Mercury Rx does have its beneficial side: you may be thinking more about the past, and such reflections may help you figure out solutions to problems that have bugged you for a long time. Someone or something from your past may pop up during this transit, as well. Depending on who or what it is, such a visitation could be either amazingly wonderful, unbelievably bad, a mixed bag, or whatever-neutral. However you react, just don't shoot the messenger.
Saturday, May 9, 2009
I thought it would be delightfully contrarian of me to start this astrology blog just past the Full Moon in Scorpio with Mercury Retrograde, a time when no one can tell their ass from their elbow, let alone stumble upon a new site with zero traffic. Yet it also makes a certain amount of sense for me to finally recover something quite similar under the same name. For at the dawn of the '00s, the decade with no name that I refer to as "the naughties," I created and content-managed an astrology website for a now-defunct company called Webseed. At one point I received something like 52 cents every time someone clicked on an ad that was invariably trashy and had nothing whatsoever to do with astrology. Then I was down to 17 cents per click. But until sometime in mid-2002, when Webseed went the way of so many of the dot-com empires, i.e., bust, it was a rewarding experience. People from Montana to Malaysia wrote in to my advice column. Pluto Rising got good PR on a German website. I always figured I'd start another website devoted to astrology. Not the typical Sun Sign horoscope kind of website, which I personally believe cheapens the art of astrology and contributes toward people's skepticism of it, but something simultaneously more serious and more fun, more profane and more sacred.

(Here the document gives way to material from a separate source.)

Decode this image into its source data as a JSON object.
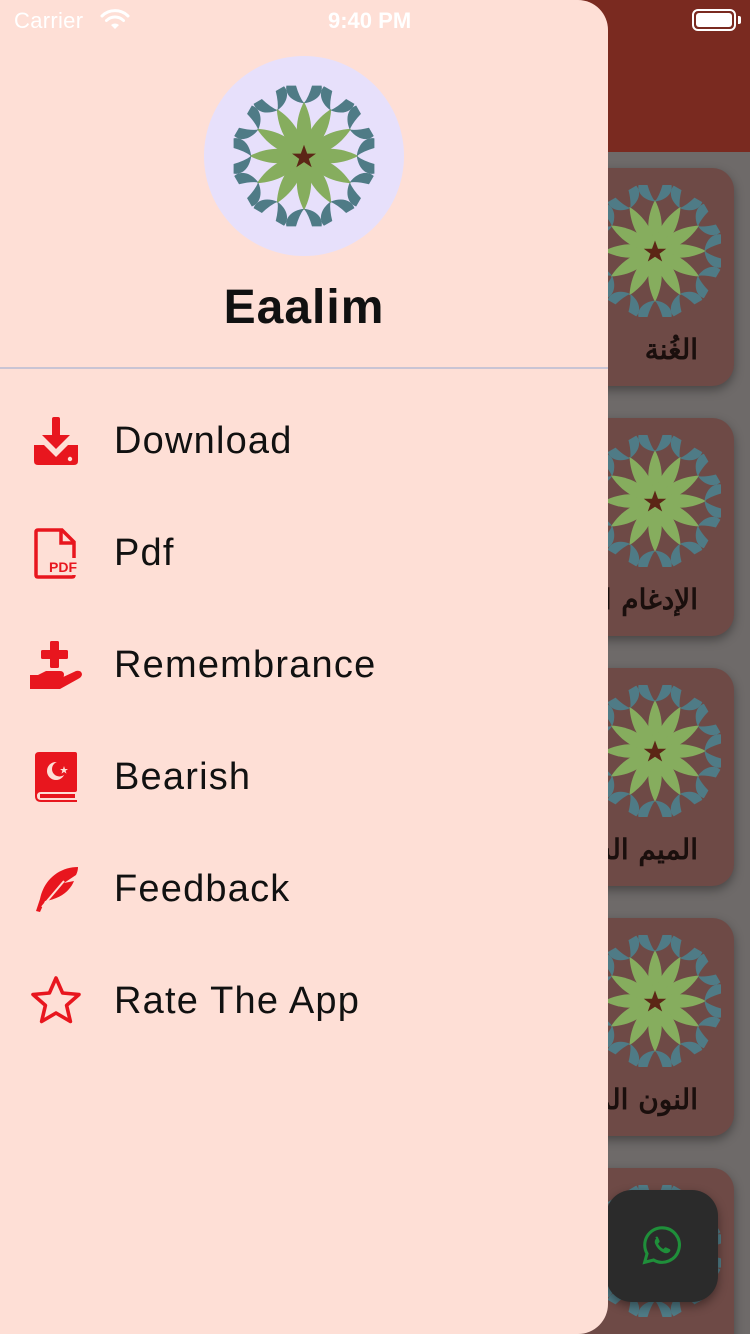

Pluto Rising, by the way, refers to a placement in my own astrological chart, in which Pluto is conjunct, or smack-dab on, the Ascendant, or the eastern horizon. Not everyone has a planet rising in their chart, but if it's Pluto, then you're all about transformation, in addition to being a pain in the ass and partly or completely unfathomable to most people who think they know you. Astrology itself is transformational in that it encourages awareness, reflection, healing, and change.

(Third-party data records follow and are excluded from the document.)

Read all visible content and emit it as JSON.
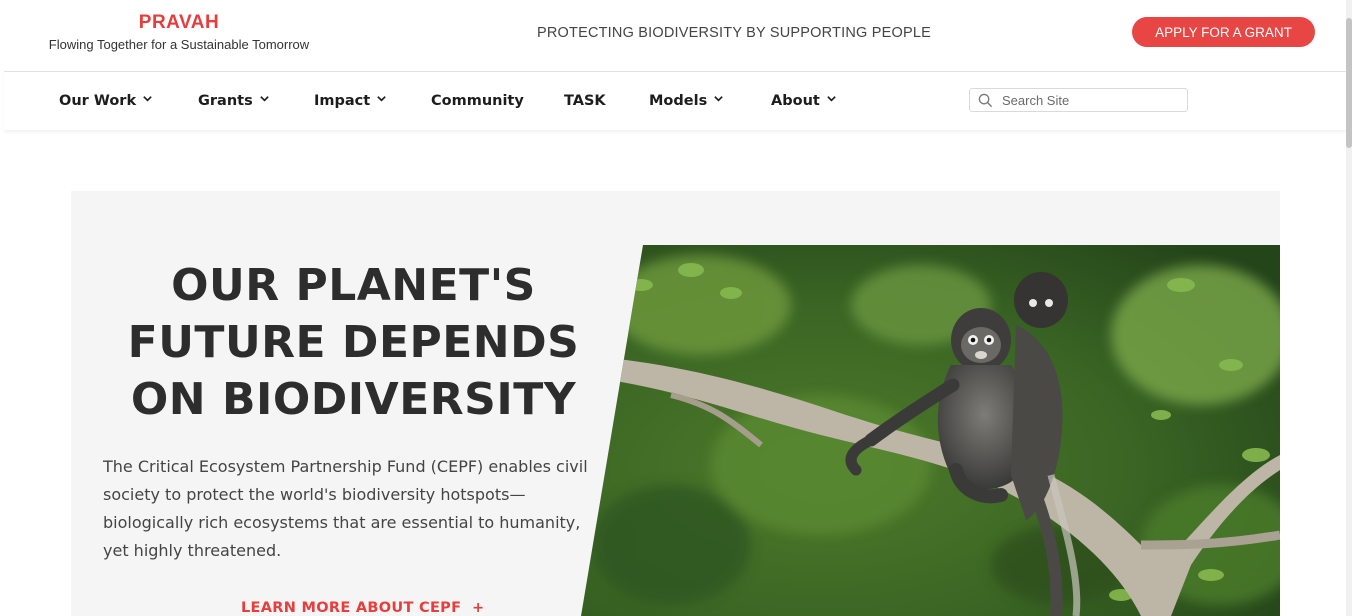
{
  "header": {
    "brand_name": "PRAVAH",
    "brand_tagline": "Flowing Together for a Sustainable Tomorrow",
    "mission": "PROTECTING BIODIVERSITY BY SUPPORTING PEOPLE",
    "cta_label": "APPLY FOR A GRANT",
    "accent_color": "#e84545"
  },
  "nav": {
    "items": [
      {
        "label": "Our Work",
        "has_dropdown": true
      },
      {
        "label": "Grants",
        "has_dropdown": true
      },
      {
        "label": "Impact",
        "has_dropdown": true
      },
      {
        "label": "Community",
        "has_dropdown": false
      },
      {
        "label": "TASK",
        "has_dropdown": false
      },
      {
        "label": "Models",
        "has_dropdown": true
      },
      {
        "label": "About",
        "has_dropdown": true
      }
    ],
    "search_placeholder": "Search Site",
    "search_icon": "search-icon",
    "dropdown_icon": "chevron-down-icon"
  },
  "hero": {
    "title": "OUR PLANET'S FUTURE DEPENDS ON BIODIVERSITY",
    "body": "The Critical Ecosystem Partnership Fund (CEPF) enables civil society to protect the world's biodiversity hotspots—biologically rich ecosystems that are essential to humanity, yet highly threatened.",
    "link_label": "LEARN MORE ABOUT CEPF",
    "link_icon": "plus-icon"
  }
}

Pluto is also the skeleton in the closet, radioactivity, the phoenix rising from its own ashes, X-ray vision, and X marking the spot to buried treasure on a pirate's map.
For all 7 of you who are reading this, you indeed have much to look forward to!